      Please, no. This kind of writing is what I miss most about TGW. It’s a selfish request, of course. If it will help to cheer you to disappear it, then hit the button, but concretizing this moment of your reality (and sharing it with people who sympathize and empathize) seems pretty darn valid and even, dare I say, pro-active. Plus we (the royal we in TGW reader land) can’t get enough of your voice.

    8. T-Mo says:

      Hear hear! I agree with Swells. I’m not much of a journal writer (not at all, in fact), but there have been times in my life when I’ve been brought so low that I needed to write down what I was thinking and feeling in order to express and, yes, concretize the moment. Occasionally, when I happen upon these pieces, I re-read them and am glad that I wrote them.

    9. GF says:

      It’s just so Let Me Show You My LiveJournal when you’re the only one doing it. I dunno. I’ll mopily think on it.

    10. LP says:
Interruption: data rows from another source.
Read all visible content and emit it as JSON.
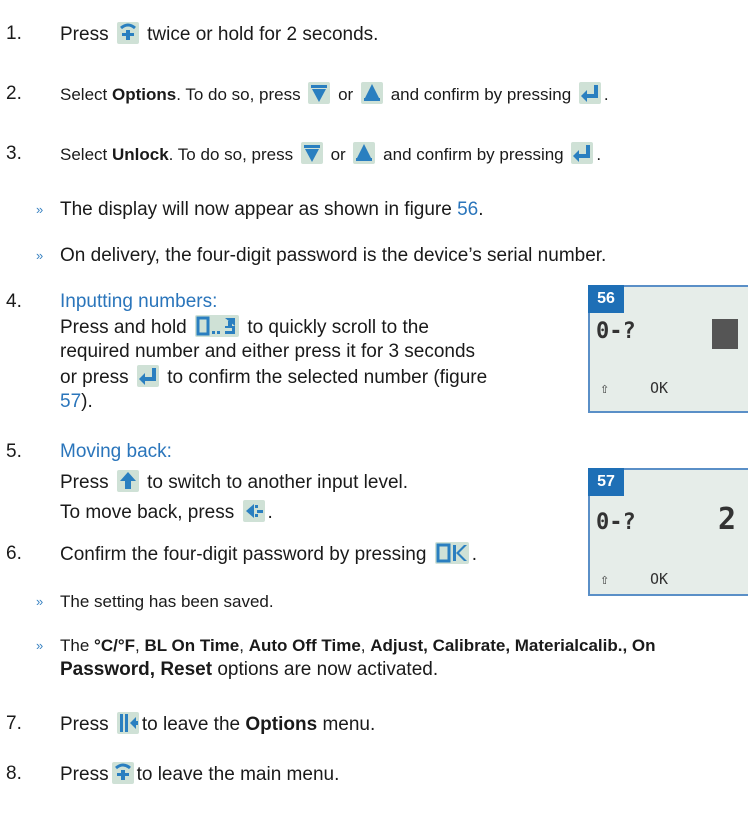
{
  "steps": [
    {
      "n": "1.",
      "a": "Press",
      "b": "twice or hold for 2 seconds."
    },
    {
      "n": "2.",
      "a": "Select",
      "bold": "Options",
      "b": ". To do so, press",
      "c": "or",
      "d": "and confirm by pressing",
      "e": "."
    },
    {
      "n": "3.",
      "a": "Select",
      "bold": "Unlock",
      "b": ". To do so, press",
      "c": "or",
      "d": "and confirm by pressing",
      "e": "."
    }
  ],
  "bullet_glyph": "»",
  "bullets_a": [
    {
      "t1": "The display will now appear as shown in figure ",
      "ref": "56",
      "t2": "."
    },
    {
      "t1": "On delivery, the four-digit password is the device’s serial number."
    }
  ],
  "step4": {
    "n": "4.",
    "heading": "Inputting numbers:",
    "l1a": "Press and hold",
    "l1b": "to quickly scroll to the",
    "l2": "required number and either press it for 3 seconds",
    "l3a": "or press",
    "l3b": "to confirm the selected number (figure",
    "ref": "57",
    "l4b": ")."
  },
  "step5": {
    "n": "5.",
    "heading": "Moving back:",
    "l1a": "Press",
    "l1b": "to switch to another input level.",
    "l2a": "To move back, press",
    "l2b": "."
  },
  "step6": {
    "n": "6.",
    "a": "Confirm the four-digit password by pressing",
    "b": "."
  },
  "bullets_b": {
    "saved": "The setting has been saved.",
    "pre": "The ",
    "opt1": "°C/°F",
    "sep1": ", ",
    "opt2": "BL On Time",
    "sep2": ", ",
    "opt3": "Auto Off Time",
    "sep3": ", ",
    "opt4": "Adjust, Calibrate, Materialcalib., On",
    "l2bold": "Password, Reset",
    "l2rest": " options are now activated."
  },
  "step7": {
    "n": "7.",
    "a": "Press",
    "b": "to leave the ",
    "bold": "Options",
    "c": " menu."
  },
  "step8": {
    "n": "8.",
    "a": "Press",
    "b": "to leave the main menu."
  },
  "figures": [
    {
      "num": "56",
      "key": "0-?",
      "softkey_left": "⇧",
      "softkey_ok": "OK"
    },
    {
      "num": "57",
      "key": "0-?",
      "digit": "2",
      "softkey_left": "⇧",
      "softkey_ok": "OK"
    }
  ],
  "icons": {
    "menu": "menu-icon",
    "down": "arrow-down-icon",
    "up": "arrow-up-icon",
    "enter": "enter-icon",
    "digits": "digits-0-9-icon",
    "shift": "shift-icon",
    "backspace": "backspace-icon",
    "ok": "ok-icon",
    "exit": "exit-menu-icon"
  }
}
      What Swells and T-Mo said! We’ve all spilled our guts on these virtual pages at one time or another, often about the very same feelings you’ve expressed in this post. You just happen to express them better than most of us.

    11. Bryan says:

      “The woman who comes out onto the street on the hour, all night, to smoke in her housecoat and cough is doing those things outside the window.”

      Probably the best sentence I’ve read this week. Love this post. Also especially love the line about George Saunders. And the LED fireflies.

      Hey there from Beirut, y’all.

    12. Josh K-sky says:

      One more vote against memory-holing, one vote in favor of cheering up charlie swinging down to LA. And more sympathy, and no advice. I wonder for myself whether the only way out is through, or if edge skirting is a viable course.